No, Trump supporters, Planned Parenthood doesn’t do “wonderful things”
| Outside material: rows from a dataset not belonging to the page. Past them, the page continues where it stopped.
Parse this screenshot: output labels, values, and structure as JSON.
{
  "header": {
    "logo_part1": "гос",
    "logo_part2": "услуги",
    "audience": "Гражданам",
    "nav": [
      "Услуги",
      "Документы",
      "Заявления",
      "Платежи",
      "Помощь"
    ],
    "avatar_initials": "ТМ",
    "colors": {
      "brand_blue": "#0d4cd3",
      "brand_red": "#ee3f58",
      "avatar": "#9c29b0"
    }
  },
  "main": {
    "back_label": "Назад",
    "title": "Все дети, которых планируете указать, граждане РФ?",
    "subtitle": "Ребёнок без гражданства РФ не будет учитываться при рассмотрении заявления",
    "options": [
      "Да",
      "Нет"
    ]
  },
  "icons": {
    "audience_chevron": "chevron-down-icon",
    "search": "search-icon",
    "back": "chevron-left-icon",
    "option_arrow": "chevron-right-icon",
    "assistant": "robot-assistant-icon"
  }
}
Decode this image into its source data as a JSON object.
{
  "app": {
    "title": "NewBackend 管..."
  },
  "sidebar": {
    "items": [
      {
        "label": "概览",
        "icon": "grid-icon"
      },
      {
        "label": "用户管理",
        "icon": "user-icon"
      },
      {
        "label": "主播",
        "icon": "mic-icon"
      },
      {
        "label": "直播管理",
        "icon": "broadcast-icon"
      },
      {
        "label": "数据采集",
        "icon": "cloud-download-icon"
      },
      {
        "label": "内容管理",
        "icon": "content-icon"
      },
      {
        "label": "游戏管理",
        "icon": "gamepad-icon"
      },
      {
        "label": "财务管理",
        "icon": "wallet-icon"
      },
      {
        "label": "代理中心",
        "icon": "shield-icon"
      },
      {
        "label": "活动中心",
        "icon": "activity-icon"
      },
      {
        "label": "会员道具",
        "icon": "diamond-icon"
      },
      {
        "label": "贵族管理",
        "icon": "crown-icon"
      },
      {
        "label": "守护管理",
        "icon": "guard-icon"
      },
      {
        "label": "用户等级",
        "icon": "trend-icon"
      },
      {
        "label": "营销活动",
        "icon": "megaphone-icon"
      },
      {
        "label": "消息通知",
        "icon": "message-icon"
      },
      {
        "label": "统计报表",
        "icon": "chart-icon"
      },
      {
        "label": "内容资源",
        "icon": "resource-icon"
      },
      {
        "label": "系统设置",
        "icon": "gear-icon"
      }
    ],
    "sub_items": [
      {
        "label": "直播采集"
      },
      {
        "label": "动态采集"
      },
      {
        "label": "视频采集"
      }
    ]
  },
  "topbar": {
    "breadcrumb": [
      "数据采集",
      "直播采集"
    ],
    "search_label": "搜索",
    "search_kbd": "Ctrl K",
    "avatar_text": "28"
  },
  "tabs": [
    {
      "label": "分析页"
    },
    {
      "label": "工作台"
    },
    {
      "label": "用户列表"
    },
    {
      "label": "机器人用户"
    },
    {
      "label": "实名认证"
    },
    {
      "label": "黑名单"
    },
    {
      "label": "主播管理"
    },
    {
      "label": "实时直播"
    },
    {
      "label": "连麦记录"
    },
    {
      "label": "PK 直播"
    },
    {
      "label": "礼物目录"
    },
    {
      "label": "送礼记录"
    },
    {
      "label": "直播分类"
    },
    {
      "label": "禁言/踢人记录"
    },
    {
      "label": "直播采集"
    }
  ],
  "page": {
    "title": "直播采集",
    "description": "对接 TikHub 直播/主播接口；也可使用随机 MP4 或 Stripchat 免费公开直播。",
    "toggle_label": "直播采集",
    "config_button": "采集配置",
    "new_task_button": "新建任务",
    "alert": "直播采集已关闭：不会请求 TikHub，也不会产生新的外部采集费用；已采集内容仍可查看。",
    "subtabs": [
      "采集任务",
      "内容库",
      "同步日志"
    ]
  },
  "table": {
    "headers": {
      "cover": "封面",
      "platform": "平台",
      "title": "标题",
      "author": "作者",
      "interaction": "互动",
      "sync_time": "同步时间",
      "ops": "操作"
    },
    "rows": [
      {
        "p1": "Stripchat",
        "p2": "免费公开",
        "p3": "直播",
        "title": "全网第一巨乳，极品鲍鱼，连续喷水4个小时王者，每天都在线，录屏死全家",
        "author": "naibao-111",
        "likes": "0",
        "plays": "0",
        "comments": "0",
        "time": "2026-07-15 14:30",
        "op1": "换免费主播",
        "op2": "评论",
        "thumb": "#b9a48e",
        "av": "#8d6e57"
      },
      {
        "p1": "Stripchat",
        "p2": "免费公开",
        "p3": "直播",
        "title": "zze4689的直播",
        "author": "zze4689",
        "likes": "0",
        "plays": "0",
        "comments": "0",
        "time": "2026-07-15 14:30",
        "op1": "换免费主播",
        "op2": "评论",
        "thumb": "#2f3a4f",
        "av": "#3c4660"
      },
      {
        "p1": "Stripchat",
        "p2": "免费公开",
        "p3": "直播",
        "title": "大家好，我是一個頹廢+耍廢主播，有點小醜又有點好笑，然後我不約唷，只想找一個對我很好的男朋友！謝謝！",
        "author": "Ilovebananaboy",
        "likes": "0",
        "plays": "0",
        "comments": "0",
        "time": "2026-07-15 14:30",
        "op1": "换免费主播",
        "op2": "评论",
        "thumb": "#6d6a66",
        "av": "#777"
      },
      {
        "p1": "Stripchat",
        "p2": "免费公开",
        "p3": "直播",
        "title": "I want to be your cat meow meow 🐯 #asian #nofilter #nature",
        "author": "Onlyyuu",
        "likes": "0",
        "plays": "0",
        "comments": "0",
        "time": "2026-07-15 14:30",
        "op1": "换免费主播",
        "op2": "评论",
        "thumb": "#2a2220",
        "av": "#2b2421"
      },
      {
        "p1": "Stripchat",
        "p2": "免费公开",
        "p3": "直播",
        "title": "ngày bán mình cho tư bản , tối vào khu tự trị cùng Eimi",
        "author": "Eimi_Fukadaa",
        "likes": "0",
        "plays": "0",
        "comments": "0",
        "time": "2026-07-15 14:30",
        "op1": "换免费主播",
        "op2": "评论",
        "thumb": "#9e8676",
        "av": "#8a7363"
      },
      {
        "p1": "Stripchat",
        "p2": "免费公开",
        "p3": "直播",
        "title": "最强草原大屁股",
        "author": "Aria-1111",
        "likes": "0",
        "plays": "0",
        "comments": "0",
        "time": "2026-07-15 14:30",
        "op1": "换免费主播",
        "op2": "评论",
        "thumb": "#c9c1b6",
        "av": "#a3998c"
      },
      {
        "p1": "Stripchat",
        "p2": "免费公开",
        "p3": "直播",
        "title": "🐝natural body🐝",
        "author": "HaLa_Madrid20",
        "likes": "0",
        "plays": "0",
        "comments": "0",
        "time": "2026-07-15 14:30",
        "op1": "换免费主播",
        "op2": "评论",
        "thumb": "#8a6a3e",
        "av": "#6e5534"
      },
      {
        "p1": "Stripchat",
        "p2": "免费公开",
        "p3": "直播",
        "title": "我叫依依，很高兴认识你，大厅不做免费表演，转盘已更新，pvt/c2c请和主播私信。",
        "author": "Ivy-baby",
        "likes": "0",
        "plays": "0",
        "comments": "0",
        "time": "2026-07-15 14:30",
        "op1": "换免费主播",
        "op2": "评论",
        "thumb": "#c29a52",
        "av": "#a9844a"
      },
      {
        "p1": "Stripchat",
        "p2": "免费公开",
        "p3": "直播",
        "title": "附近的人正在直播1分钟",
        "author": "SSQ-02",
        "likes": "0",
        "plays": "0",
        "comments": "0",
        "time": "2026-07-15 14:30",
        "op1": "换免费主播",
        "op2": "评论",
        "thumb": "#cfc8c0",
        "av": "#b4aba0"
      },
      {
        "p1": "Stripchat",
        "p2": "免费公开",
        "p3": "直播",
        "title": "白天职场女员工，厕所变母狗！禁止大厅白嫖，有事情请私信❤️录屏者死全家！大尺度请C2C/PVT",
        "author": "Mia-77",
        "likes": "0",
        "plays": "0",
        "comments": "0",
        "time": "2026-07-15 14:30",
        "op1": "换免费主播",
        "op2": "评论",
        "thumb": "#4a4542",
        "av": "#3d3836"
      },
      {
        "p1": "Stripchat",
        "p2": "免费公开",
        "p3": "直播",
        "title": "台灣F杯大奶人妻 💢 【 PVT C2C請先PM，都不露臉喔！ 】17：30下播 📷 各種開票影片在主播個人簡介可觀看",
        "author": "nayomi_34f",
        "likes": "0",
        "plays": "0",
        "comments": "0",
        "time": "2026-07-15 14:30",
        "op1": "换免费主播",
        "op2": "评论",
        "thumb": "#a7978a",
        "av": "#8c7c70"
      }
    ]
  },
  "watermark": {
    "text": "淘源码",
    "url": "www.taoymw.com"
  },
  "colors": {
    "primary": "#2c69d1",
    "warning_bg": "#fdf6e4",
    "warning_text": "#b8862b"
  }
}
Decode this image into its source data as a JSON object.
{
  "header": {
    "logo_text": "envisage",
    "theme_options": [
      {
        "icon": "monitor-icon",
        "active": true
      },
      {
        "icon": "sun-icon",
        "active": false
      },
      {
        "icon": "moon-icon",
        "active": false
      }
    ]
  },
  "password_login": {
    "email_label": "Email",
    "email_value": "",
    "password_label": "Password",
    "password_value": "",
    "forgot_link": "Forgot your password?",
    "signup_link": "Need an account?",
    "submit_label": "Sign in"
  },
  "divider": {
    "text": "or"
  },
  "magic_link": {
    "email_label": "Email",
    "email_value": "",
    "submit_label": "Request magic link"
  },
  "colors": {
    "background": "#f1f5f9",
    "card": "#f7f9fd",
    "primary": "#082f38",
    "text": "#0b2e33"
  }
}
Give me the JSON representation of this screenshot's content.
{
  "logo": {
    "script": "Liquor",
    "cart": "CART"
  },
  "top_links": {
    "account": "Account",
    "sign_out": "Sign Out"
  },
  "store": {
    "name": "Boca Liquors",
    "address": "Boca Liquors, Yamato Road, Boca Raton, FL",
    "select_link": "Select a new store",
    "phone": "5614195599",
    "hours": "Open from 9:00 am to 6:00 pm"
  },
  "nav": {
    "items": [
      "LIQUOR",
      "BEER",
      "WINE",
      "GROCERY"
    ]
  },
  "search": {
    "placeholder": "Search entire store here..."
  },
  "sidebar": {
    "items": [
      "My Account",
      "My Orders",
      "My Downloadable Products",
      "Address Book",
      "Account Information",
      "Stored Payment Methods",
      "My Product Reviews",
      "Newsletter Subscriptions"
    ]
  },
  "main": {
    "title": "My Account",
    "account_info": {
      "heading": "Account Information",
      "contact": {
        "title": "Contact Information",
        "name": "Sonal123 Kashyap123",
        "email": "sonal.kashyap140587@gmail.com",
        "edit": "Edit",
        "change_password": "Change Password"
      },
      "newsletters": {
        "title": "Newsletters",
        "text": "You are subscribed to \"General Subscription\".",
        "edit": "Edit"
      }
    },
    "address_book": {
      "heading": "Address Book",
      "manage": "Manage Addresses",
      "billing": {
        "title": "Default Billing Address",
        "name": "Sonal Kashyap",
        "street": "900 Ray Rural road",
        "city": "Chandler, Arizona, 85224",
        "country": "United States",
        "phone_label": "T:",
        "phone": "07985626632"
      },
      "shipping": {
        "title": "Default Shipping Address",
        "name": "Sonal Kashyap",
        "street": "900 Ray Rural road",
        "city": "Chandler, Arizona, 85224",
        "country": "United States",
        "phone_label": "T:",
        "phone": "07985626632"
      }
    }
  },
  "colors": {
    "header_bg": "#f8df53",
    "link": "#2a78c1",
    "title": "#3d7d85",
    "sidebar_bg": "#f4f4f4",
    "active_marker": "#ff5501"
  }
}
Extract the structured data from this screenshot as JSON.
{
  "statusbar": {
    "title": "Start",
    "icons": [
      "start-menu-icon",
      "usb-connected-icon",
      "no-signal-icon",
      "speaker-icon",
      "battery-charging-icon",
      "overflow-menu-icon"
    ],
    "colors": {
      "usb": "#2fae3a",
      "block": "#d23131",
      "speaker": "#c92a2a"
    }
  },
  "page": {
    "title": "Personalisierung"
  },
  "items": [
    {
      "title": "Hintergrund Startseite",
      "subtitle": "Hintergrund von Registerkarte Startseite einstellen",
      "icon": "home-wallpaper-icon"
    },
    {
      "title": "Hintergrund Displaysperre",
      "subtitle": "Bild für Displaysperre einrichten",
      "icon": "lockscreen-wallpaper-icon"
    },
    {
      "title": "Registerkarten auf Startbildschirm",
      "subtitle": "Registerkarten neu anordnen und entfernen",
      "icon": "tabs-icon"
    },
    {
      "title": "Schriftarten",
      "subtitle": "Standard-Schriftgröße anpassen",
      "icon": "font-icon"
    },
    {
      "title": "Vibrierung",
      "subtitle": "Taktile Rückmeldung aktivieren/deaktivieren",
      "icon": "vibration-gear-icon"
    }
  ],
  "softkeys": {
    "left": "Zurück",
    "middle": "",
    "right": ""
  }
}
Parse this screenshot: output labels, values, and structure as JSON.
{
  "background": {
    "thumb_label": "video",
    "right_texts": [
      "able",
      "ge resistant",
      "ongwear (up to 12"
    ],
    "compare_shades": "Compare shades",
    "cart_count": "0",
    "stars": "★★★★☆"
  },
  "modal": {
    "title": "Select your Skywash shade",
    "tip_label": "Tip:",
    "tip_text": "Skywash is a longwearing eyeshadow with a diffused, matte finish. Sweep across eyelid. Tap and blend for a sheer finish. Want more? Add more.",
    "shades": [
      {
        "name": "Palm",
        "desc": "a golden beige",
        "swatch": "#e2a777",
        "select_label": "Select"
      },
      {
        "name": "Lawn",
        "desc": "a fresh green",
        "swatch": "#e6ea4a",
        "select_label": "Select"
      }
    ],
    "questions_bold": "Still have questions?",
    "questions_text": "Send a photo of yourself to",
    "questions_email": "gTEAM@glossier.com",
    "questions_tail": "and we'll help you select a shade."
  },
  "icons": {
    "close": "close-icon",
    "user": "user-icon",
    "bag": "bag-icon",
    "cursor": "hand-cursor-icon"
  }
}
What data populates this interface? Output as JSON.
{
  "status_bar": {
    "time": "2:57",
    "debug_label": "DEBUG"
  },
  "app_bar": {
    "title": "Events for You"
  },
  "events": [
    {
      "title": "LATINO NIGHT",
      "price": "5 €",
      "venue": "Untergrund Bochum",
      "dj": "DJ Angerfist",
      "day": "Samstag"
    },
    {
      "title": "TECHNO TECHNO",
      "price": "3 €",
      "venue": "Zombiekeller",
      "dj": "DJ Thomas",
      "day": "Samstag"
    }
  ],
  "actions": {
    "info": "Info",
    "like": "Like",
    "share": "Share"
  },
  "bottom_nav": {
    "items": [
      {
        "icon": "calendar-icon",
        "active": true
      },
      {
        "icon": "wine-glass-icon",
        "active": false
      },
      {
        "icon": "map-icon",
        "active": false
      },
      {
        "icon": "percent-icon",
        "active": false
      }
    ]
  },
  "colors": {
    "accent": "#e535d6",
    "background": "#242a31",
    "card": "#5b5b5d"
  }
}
Donald Trump, who declared himself “very pro-choice” at the young and inexperienced age of 53, has recently spent a great deal of breath praising the virtues of the nation’s top butcher of unborn babies – Planned Parenthood. In the past month, Trump has told us that the abortion company does “wonderful things” for women, that “millions of women [with] cervical cancer, breast cancer, are helped by Planned Parenthood,” and that only “three-percent” of its services offered are abortions. These are all lies. First, Planned Parenthood’s chief product is abortion, but they count everything they do, or even say, equally to obscure this fact within a crowd of unequal services. As Mark Twain said, there are “lies, damned lies, and statistics.” For instance, if on a single day they perform two abortions, pass out three packs of condoms, and hand out five brochures about sexually transmitted diseases, they’d say that only 20-percent of that day’s business was abortion. Rich Lowry explained it in the New York Post this way: “The sponsors of the New York City Marathon could count each small cup of water they hand out (some 2 million cups, compared with 45,000 runners) and say they are mainly in the hydration business ... Major League Baseball teams could say that they sell about 20 million hotdogs and play 2,430 games in a season, so baseball is only .012 percent of what they do.” Second, Planned Parenthood doesn’t offer the test to detect breast cancer, known as a mammogram. They…